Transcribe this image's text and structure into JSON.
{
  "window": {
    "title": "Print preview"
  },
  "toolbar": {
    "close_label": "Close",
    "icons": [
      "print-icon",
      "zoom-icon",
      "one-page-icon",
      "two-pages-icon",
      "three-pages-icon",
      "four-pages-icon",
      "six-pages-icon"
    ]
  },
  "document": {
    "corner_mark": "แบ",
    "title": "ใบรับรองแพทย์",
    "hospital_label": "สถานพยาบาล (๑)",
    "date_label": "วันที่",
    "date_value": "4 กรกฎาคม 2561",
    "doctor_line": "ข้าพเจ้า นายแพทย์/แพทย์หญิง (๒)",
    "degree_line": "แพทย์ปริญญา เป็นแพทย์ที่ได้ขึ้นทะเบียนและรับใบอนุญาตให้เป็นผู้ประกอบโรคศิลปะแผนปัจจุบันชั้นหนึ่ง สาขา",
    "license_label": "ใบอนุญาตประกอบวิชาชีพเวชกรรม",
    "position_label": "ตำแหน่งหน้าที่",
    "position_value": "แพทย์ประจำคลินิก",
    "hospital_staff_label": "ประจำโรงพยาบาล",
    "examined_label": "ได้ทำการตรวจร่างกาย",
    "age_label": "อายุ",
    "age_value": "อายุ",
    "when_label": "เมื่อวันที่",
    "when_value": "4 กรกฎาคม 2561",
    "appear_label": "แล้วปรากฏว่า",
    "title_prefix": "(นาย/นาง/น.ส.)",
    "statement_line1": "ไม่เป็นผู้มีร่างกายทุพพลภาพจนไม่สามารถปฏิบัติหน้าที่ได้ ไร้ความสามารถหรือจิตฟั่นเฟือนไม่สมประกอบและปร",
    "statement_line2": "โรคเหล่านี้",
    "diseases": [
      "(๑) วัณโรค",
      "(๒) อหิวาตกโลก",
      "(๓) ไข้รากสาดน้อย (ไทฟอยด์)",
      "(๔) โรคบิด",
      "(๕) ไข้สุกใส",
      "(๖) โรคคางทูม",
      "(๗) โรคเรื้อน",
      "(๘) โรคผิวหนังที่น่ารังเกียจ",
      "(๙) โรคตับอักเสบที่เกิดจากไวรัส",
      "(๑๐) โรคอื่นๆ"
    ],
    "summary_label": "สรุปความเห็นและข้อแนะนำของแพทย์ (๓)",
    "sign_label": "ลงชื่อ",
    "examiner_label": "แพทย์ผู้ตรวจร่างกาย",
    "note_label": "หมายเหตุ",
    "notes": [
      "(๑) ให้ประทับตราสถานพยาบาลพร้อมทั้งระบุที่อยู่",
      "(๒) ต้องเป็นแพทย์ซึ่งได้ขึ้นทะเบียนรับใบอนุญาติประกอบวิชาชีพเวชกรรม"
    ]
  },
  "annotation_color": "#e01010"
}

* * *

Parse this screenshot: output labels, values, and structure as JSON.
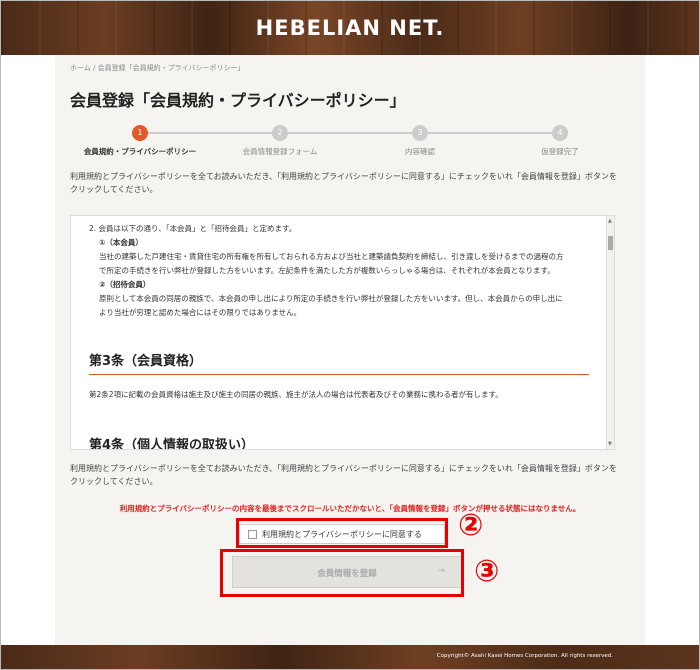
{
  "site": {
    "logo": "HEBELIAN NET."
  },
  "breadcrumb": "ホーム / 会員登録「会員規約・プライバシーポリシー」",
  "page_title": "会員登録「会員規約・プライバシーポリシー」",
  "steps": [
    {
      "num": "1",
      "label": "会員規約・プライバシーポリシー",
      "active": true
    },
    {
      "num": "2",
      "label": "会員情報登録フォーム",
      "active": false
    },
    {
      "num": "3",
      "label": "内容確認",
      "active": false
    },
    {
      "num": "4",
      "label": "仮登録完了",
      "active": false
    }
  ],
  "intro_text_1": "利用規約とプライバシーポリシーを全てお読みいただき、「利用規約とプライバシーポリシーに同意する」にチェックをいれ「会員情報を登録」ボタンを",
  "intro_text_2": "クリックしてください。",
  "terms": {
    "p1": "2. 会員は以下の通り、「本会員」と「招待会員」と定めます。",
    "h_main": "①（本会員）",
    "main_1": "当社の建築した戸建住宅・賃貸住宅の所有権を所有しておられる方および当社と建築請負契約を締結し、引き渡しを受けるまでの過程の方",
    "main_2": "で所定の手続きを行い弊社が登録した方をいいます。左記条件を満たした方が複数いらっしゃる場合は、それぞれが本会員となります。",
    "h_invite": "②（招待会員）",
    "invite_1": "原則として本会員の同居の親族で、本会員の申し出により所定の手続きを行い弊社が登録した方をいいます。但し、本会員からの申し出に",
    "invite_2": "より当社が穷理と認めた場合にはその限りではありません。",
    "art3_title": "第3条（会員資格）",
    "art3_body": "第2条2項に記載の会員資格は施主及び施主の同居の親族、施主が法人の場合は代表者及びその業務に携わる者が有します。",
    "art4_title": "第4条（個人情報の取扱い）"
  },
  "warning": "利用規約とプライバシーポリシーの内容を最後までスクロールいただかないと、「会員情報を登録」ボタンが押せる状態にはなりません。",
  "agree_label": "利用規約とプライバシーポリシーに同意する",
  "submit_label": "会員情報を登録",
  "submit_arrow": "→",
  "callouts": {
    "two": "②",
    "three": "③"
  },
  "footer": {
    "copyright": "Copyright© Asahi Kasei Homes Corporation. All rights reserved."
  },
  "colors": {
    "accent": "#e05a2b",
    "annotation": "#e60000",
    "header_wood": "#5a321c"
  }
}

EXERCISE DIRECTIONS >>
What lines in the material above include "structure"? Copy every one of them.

ANSWER SPACE >>
Transcribe this image's text and structure into JSON.
Parse this screenshot: output labels, values, and structure as JSON.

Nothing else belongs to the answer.